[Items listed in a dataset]
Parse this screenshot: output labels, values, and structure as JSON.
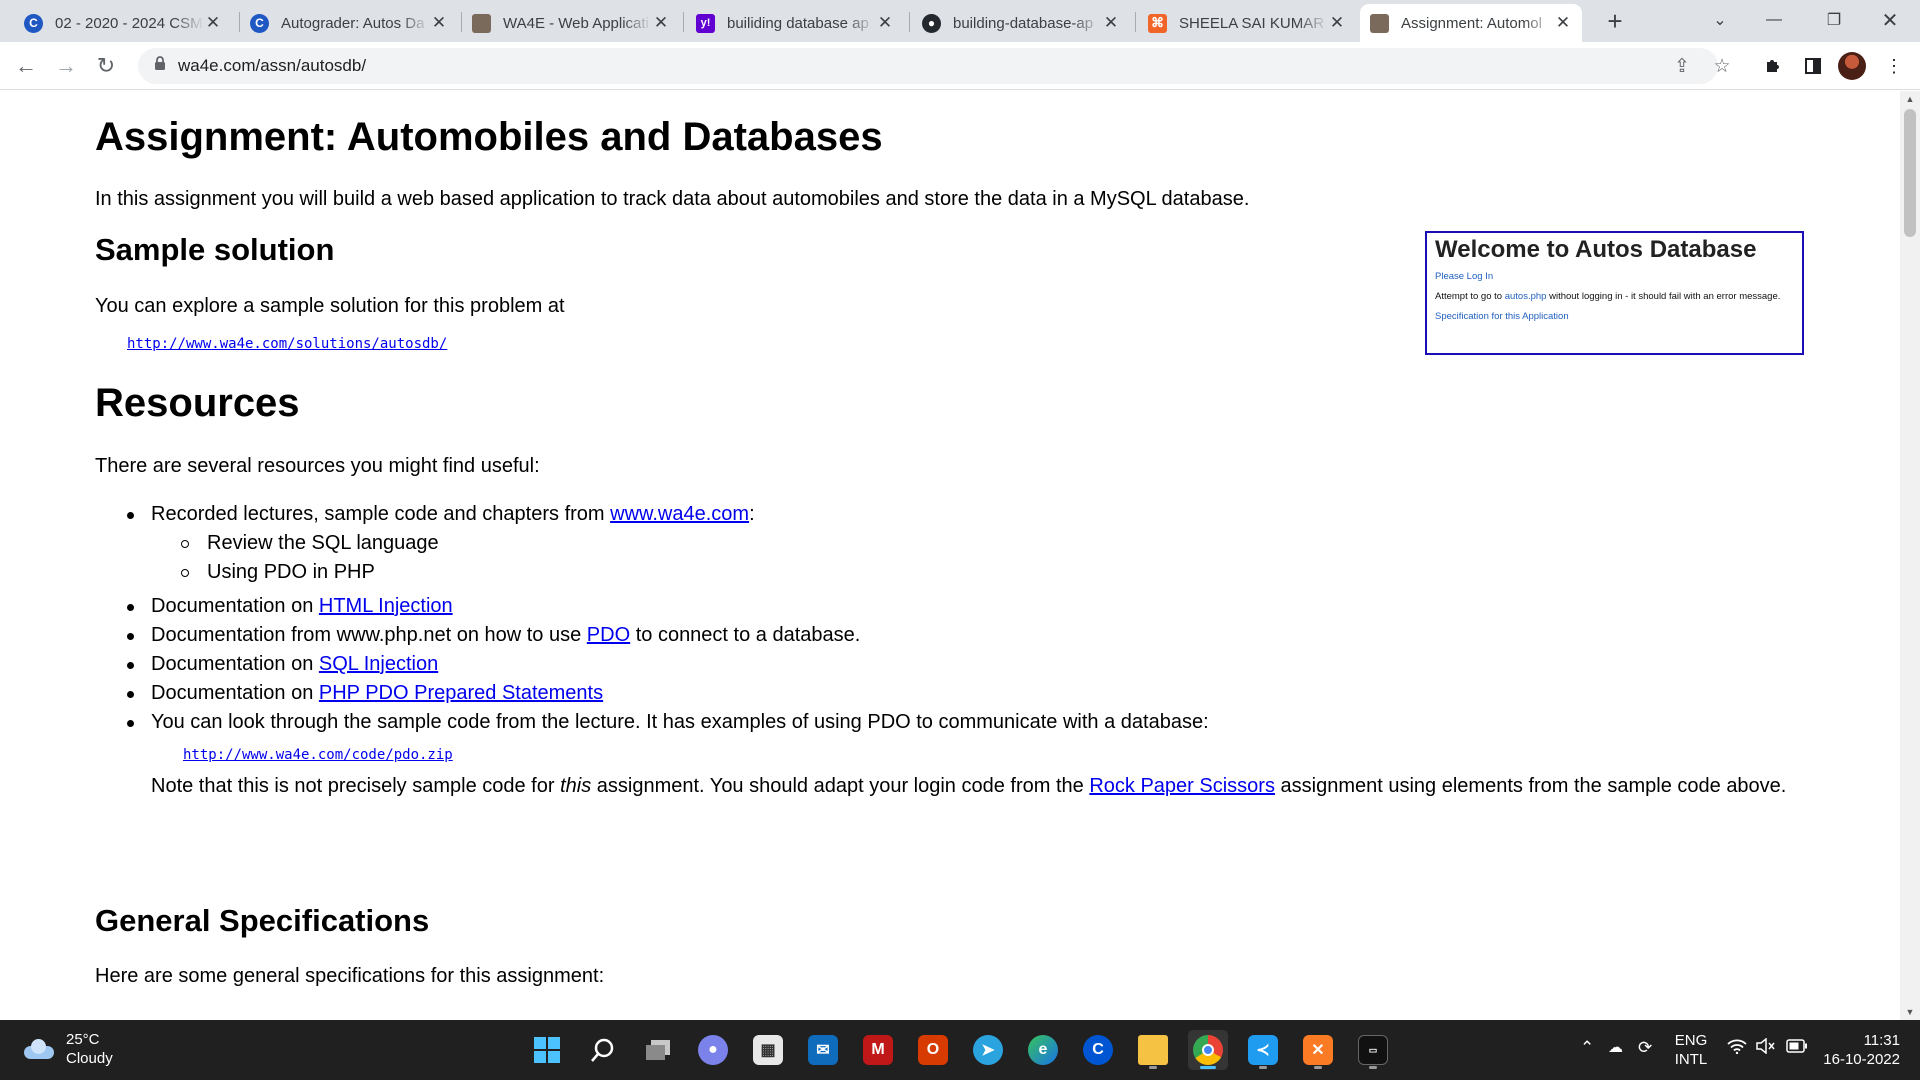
{
  "browser": {
    "tabs": [
      {
        "title": "02 - 2020 - 2024 CSM",
        "icon": "coursera-icon"
      },
      {
        "title": "Autograder: Autos Da",
        "icon": "coursera-icon"
      },
      {
        "title": "WA4E - Web Applicati",
        "icon": "wa4e-icon"
      },
      {
        "title": "builiding database ap",
        "icon": "yahoo-icon"
      },
      {
        "title": "building-database-ap",
        "icon": "github-icon"
      },
      {
        "title": "SHEELA SAI KUMAR",
        "icon": "codepen-icon"
      },
      {
        "title": "Assignment: Automol",
        "icon": "wa4e-icon",
        "active": true
      }
    ],
    "url": "wa4e.com/assn/autosdb/"
  },
  "page": {
    "title": "Assignment: Automobiles and Databases",
    "intro": "In this assignment you will build a web based application to track data about automobiles and store the data in a MySQL database.",
    "sample_heading": "Sample solution",
    "sample_text": "You can explore a sample solution for this problem at",
    "sample_url": "http://www.wa4e.com/solutions/autosdb/",
    "preview": {
      "heading": "Welcome to Autos Database",
      "login_link": "Please Log In",
      "attempt_prefix": "Attempt to go to",
      "attempt_link": "autos.php",
      "attempt_suffix": "without logging in - it should fail with an error message.",
      "spec_link": "Specification for this Application"
    },
    "resources_heading": "Resources",
    "resources_intro": "There are several resources you might find useful:",
    "resources": {
      "r1_prefix": "Recorded lectures, sample code and chapters from",
      "r1_link": "www.wa4e.com",
      "r1_suffix": ":",
      "sub1": "Review the SQL language",
      "sub2": "Using PDO in PHP",
      "r2_prefix": "Documentation on",
      "r2_link": "HTML Injection",
      "r3_prefix": "Documentation from www.php.net on how to use",
      "r3_link": "PDO",
      "r3_suffix": "to connect to a database.",
      "r4_prefix": "Documentation on",
      "r4_link": "SQL Injection",
      "r5_prefix": "Documentation on",
      "r5_link": "PHP PDO Prepared Statements",
      "r6": "You can look through the sample code from the lecture. It has examples of using PDO to communicate with a database:",
      "pdo_url": "http://www.wa4e.com/code/pdo.zip",
      "note_prefix": "Note that this is not precisely sample code for",
      "note_em": "this",
      "note_mid": "assignment. You should adapt your login code from the",
      "note_link": "Rock Paper Scissors",
      "note_suffix": "assignment using elements from the sample code above."
    },
    "general_heading": "General Specifications",
    "general_intro": "Here are some general specifications for this assignment:"
  },
  "taskbar": {
    "weather_temp": "25°C",
    "weather_desc": "Cloudy",
    "lang_top": "ENG",
    "lang_bottom": "INTL",
    "time": "11:31",
    "date": "16-10-2022"
  }
}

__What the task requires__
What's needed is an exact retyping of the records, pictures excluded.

__Problem solution__
Parse this screenshot: output labels, values, and structure as JSON.
{
  "browser": {
    "tabs": [
      {
        "title": "02 - 2020 - 2024 CSM",
        "icon": "coursera-icon"
      },
      {
        "title": "Autograder: Autos Da",
        "icon": "coursera-icon"
      },
      {
        "title": "WA4E - Web Applicati",
        "icon": "wa4e-icon"
      },
      {
        "title": "builiding database ap",
        "icon": "yahoo-icon"
      },
      {
        "title": "building-database-ap",
        "icon": "github-icon"
      },
      {
        "title": "SHEELA SAI KUMAR",
        "icon": "codepen-icon"
      },
      {
        "title": "Assignment: Automol",
        "icon": "wa4e-icon",
        "active": true
      }
    ],
    "url": "wa4e.com/assn/autosdb/"
  },
  "page": {
    "title": "Assignment: Automobiles and Databases",
    "intro": "In this assignment you will build a web based application to track data about automobiles and store the data in a MySQL database.",
    "sample_heading": "Sample solution",
    "sample_text": "You can explore a sample solution for this problem at",
    "sample_url": "http://www.wa4e.com/solutions/autosdb/",
    "preview": {
      "heading": "Welcome to Autos Database",
      "login_link": "Please Log In",
      "attempt_prefix": "Attempt to go to",
      "attempt_link": "autos.php",
      "attempt_suffix": "without logging in - it should fail with an error message.",
      "spec_link": "Specification for this Application"
    },
    "resources_heading": "Resources",
    "resources_intro": "There are several resources you might find useful:",
    "resources": {
      "r1_prefix": "Recorded lectures, sample code and chapters from",
      "r1_link": "www.wa4e.com",
      "r1_suffix": ":",
      "sub1": "Review the SQL language",
      "sub2": "Using PDO in PHP",
      "r2_prefix": "Documentation on",
      "r2_link": "HTML Injection",
      "r3_prefix": "Documentation from www.php.net on how to use",
      "r3_link": "PDO",
      "r3_suffix": "to connect to a database.",
      "r4_prefix": "Documentation on",
      "r4_link": "SQL Injection",
      "r5_prefix": "Documentation on",
      "r5_link": "PHP PDO Prepared Statements",
      "r6": "You can look through the sample code from the lecture. It has examples of using PDO to communicate with a database:",
      "pdo_url": "http://www.wa4e.com/code/pdo.zip",
      "note_prefix": "Note that this is not precisely sample code for",
      "note_em": "this",
      "note_mid": "assignment. You should adapt your login code from the",
      "note_link": "Rock Paper Scissors",
      "note_suffix": "assignment using elements from the sample code above."
    },
    "general_heading": "General Specifications",
    "general_intro": "Here are some general specifications for this assignment:"
  },
  "taskbar": {
    "weather_temp": "25°C",
    "weather_desc": "Cloudy",
    "lang_top": "ENG",
    "lang_bottom": "INTL",
    "time": "11:31",
    "date": "16-10-2022"
  }
}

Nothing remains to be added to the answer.